I woke up with the worst sore throat I’ve ever had in my life. I felt like I was choking on a pine cone. Swallowing sent brutal pain through my throat, and yet I couldn’t seem to make my mouth stop swallowing. I lay in a cold sweat, my muscles aching. Too sick to get up, too sick to fall asleep, and desperately in need of some NyQuil.
There was no NyQuil in my bathroom due to the fact that I “moved out” a couple weeks ago. My friend Ashlie and I are living just up the road from my parents’ place, which is why I put “moved out” in quotation marks, since I still spend quite a bit of time with my family. Like, for instance, when I need NyQuil.
Finally gathering enough energy to get out of bed, I tossed a few things into my backpack and climbed into my car for the 1/2 mile drive to the land of NyQuil and a comforting mother.
I parked in the driveway, opened my car door, and then just sat there.
NPR was announcing the morning news. “We will be updating you regularly on the Egyptian Air flight that disappeared over the Mediterranean this morning.”
It was 5:00 am, and the sky was that eerie darkish blue of not-quite-morning.
Rain fell, suddenly, pattering on the roof of my car, the new-rain smell blowing in through my open door.
And somehow, in the middle of the weird eeriness, the intense pain in my throat, and the sadness of another plane disappearing, I felt an overwhelming sense of peace. I didn’t feel the crushing stress of the last couple weeks of term. I guess this is what they call a peace that passeth all understanding.
I’m on antibiotics now, and I woke up this morning with my throat barely hurting at all, thank God.

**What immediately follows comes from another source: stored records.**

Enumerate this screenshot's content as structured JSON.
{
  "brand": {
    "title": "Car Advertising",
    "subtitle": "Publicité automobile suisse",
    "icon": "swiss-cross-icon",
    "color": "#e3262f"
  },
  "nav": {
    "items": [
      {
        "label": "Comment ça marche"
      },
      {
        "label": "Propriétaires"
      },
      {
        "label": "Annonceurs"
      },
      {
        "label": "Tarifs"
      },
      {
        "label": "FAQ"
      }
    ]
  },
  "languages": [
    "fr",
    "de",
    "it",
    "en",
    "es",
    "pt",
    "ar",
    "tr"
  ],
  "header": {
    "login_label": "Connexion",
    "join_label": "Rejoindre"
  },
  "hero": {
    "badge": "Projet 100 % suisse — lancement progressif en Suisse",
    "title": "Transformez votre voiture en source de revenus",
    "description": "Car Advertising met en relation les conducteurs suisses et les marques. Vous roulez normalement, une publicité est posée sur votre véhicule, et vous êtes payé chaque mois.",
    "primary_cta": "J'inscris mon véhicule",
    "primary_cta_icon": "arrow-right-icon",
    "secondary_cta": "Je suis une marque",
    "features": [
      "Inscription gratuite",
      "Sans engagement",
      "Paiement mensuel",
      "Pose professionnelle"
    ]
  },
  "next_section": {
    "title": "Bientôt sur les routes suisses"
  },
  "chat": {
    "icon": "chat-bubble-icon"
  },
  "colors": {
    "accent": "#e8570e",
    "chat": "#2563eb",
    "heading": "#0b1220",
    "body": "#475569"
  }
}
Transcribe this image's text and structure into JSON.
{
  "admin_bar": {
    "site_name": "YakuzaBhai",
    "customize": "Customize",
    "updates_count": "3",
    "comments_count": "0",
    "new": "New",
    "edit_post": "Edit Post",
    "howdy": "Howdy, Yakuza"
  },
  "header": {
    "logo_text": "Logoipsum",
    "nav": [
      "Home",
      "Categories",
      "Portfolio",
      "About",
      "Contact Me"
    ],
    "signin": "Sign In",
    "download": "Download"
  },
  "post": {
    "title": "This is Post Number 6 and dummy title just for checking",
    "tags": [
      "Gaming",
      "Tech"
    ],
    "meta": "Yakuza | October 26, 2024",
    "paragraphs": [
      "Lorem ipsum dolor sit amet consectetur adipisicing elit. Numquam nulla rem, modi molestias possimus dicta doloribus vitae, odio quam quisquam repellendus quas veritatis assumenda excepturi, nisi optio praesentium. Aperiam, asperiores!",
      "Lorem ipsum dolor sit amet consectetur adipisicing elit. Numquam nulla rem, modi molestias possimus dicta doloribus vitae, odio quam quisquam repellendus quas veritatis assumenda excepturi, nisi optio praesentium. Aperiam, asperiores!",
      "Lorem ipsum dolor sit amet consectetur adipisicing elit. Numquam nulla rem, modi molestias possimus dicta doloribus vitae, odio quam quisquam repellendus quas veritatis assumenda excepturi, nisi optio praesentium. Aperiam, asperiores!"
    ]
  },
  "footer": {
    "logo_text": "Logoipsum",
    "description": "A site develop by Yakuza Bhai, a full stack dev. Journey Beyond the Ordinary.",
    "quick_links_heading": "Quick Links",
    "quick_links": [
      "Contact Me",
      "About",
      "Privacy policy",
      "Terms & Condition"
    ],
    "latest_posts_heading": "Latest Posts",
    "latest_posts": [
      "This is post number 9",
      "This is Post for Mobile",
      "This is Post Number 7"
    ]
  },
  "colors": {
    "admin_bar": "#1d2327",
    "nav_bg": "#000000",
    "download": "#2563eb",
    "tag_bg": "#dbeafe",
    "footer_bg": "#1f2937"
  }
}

It’s very much coming down to crunch time, school wise, and I stress because I don’t know how to not stress. But for the past few days I’ve been clinging to the memory of that peace because I love to know that it exists.